About this exercise: Read through the records below and copy each line that uses the word "name".

Data supplied:
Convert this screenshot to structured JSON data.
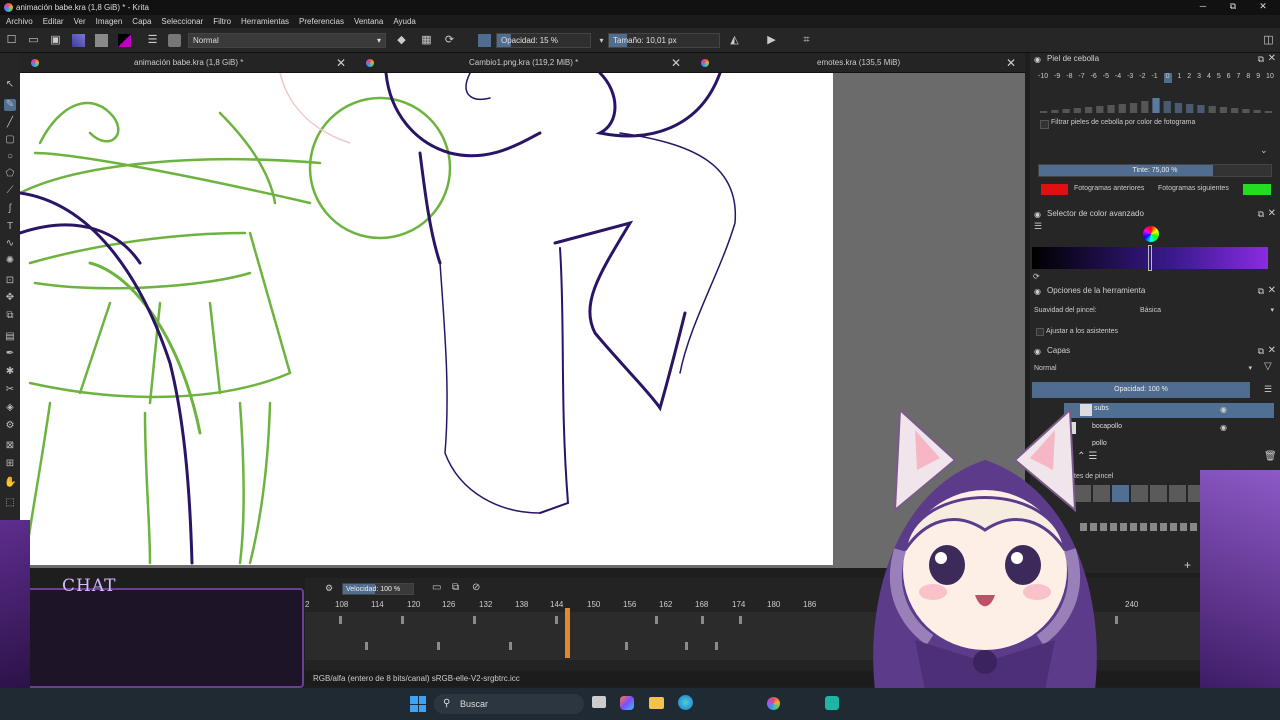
{
  "window": {
    "title": "animación babe.kra (1,8 GiB) * - Krita",
    "minimize": "─",
    "maximize": "⧉",
    "close": "✕"
  },
  "menu": [
    "Archivo",
    "Editar",
    "Ver",
    "Imagen",
    "Capa",
    "Seleccionar",
    "Filtro",
    "Herramientas",
    "Preferencias",
    "Ventana",
    "Ayuda"
  ],
  "toolbar": {
    "blend_mode": "Normal",
    "opacity_label": "Opacidad: 15 %",
    "opacity_value": 0.15,
    "size_label": "Tamaño: 10,01 px"
  },
  "tabs": [
    {
      "label": "animación babe.kra (1,8 GiB) *",
      "close": "✕"
    },
    {
      "label": "Cambio1.png.kra (119,2 MiB) *",
      "close": "✕"
    },
    {
      "label": "emotes.kra (135,5 MiB)",
      "close": "✕"
    }
  ],
  "onion_skin": {
    "title": "Piel de cebolla",
    "numbers": [
      "-10",
      "-9",
      "-8",
      "-7",
      "-6",
      "-5",
      "-4",
      "-3",
      "-2",
      "-1",
      "0",
      "1",
      "2",
      "3",
      "4",
      "5",
      "6",
      "7",
      "8",
      "9",
      "10"
    ],
    "filter_label": "Filtrar pieles de cebolla por color de fotograma",
    "tint_label": "Tinte: 75,00 %",
    "tint_value": 0.75,
    "previous_label": "Fotogramas anteriores",
    "next_label": "Fotogramas siguientes",
    "previous_color": "#e01010",
    "next_color": "#22dd22"
  },
  "color_selector": {
    "title": "Selector de color avanzado"
  },
  "tool_options": {
    "title": "Opciones de la herramienta",
    "smoothing_label": "Suavidad del pincel:",
    "smoothing_value": "Básica",
    "snap_label": "Ajustar a los asistentes"
  },
  "layers": {
    "title": "Capas",
    "blend_mode": "Normal",
    "opacity_label": "Opacidad: 100 %",
    "items": [
      {
        "name": "subs",
        "selected": true
      },
      {
        "name": "bocapollo",
        "selected": false
      },
      {
        "name": "pollo",
        "selected": false
      }
    ]
  },
  "brush_presets": {
    "title": "tes de pincel"
  },
  "timeline": {
    "speed_label": "Velocidad: 100 %",
    "frames": [
      "2",
      "108",
      "114",
      "120",
      "126",
      "132",
      "138",
      "144",
      "150",
      "156",
      "162",
      "168",
      "174",
      "180",
      "186",
      "240"
    ]
  },
  "status": {
    "text": "RGB/alfa (entero de 8 bits/canal)  sRGB-elle-V2-srgbtrc.icc"
  },
  "taskbar": {
    "search_label": "Buscar"
  },
  "overlay": {
    "chat_label": "CHAT"
  },
  "colors": {
    "accent": "#506c8e",
    "layer_selected": "#4f6f93",
    "sketch_green": "#6db33f",
    "line_purple": "#2a1466"
  }
}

Answer below:
        "name": "subs",
        "name": "bocapollo",
        "name": "pollo",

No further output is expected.